Assignment |
In the records that follow, show each line where the word "date" is present.
-=-=-=-=-
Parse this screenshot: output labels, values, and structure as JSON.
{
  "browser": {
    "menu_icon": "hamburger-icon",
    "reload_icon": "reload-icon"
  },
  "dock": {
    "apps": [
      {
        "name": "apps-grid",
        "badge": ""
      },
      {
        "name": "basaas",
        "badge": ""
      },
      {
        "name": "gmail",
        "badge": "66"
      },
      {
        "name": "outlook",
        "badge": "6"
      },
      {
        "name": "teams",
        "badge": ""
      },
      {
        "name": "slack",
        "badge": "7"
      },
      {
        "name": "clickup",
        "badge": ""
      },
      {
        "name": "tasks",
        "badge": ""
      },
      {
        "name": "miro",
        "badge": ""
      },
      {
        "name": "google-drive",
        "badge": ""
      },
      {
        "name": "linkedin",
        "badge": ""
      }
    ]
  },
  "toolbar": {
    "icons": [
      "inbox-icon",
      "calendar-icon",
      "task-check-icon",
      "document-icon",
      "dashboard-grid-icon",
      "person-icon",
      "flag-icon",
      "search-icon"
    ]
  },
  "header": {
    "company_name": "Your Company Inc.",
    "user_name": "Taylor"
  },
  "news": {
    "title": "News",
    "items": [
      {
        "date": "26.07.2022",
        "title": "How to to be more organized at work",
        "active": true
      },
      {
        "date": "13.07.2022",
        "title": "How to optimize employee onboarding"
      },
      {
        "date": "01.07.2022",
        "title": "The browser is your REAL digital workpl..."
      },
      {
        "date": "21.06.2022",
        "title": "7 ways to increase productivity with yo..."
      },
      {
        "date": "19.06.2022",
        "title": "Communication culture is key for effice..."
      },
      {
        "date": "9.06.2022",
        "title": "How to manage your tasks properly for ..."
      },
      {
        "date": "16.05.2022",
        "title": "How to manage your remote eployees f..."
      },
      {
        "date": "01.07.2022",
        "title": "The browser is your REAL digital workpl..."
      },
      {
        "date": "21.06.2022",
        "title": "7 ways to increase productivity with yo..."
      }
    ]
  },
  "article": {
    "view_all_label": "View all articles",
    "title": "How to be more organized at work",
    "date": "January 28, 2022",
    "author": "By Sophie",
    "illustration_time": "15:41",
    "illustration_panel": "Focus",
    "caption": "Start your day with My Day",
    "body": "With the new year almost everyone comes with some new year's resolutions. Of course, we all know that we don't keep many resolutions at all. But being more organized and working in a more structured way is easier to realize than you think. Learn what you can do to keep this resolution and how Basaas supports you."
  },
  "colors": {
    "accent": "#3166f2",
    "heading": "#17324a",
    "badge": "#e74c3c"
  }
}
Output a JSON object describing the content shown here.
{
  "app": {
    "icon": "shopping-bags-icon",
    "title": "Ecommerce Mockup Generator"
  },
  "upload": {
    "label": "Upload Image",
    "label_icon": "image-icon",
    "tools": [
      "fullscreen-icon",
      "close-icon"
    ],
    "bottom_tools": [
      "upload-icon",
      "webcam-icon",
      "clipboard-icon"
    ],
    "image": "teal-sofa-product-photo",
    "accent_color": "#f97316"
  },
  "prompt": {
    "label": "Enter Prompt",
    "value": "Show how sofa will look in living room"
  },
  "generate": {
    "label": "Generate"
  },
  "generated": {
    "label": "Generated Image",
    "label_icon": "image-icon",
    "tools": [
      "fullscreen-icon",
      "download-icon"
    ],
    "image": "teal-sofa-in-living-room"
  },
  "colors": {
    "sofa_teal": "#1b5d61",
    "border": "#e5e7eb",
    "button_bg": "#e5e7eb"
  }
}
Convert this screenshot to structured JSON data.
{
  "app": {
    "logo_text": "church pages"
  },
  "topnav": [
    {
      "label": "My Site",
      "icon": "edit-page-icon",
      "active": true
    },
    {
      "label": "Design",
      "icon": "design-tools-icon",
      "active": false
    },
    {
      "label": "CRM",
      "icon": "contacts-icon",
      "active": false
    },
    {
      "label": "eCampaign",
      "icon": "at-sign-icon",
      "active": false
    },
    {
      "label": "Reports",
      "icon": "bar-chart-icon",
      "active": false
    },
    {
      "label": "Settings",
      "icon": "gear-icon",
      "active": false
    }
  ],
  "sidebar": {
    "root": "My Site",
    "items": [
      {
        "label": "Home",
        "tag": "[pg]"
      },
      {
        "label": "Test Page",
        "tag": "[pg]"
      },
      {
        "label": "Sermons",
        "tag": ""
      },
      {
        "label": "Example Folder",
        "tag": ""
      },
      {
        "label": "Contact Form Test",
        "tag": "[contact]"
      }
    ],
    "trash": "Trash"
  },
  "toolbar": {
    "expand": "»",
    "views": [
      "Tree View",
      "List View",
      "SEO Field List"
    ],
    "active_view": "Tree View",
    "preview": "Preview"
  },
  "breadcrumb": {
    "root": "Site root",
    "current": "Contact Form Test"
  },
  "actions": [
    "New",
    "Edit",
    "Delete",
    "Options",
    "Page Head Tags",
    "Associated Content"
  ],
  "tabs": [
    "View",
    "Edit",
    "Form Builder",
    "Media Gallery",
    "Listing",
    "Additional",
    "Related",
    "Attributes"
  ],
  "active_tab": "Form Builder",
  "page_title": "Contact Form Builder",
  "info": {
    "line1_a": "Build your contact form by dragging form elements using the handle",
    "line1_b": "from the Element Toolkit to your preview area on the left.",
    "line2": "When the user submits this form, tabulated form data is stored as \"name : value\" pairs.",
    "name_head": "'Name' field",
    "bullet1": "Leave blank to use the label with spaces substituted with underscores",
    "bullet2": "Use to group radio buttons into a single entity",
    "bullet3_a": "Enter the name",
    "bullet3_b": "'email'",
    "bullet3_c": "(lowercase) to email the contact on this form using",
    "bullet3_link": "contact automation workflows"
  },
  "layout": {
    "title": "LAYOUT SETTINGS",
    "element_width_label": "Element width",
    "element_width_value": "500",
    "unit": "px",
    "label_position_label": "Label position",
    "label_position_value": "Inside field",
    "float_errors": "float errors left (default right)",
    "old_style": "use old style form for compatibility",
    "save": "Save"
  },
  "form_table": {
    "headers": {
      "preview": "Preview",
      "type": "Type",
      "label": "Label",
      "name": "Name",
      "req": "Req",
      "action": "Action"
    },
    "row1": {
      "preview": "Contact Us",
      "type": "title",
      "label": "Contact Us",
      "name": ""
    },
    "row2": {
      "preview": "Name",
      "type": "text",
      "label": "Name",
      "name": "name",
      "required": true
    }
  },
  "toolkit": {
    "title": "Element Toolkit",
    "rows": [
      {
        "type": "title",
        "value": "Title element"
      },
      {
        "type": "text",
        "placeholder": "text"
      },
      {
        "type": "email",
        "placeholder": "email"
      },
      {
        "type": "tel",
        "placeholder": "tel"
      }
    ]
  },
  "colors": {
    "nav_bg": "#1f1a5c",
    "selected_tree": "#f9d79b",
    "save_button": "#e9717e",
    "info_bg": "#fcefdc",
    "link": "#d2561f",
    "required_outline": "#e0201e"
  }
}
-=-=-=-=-
Solution below |
        "date": "26.07.2022",
        "date": "13.07.2022",
        "date": "01.07.2022",
        "date": "21.06.2022",
        "date": "19.06.2022",
        "date": "9.06.2022",
        "date": "16.05.2022",
        "date": "01.07.2022",
        "date": "21.06.2022",
    "date": "January 28, 2022",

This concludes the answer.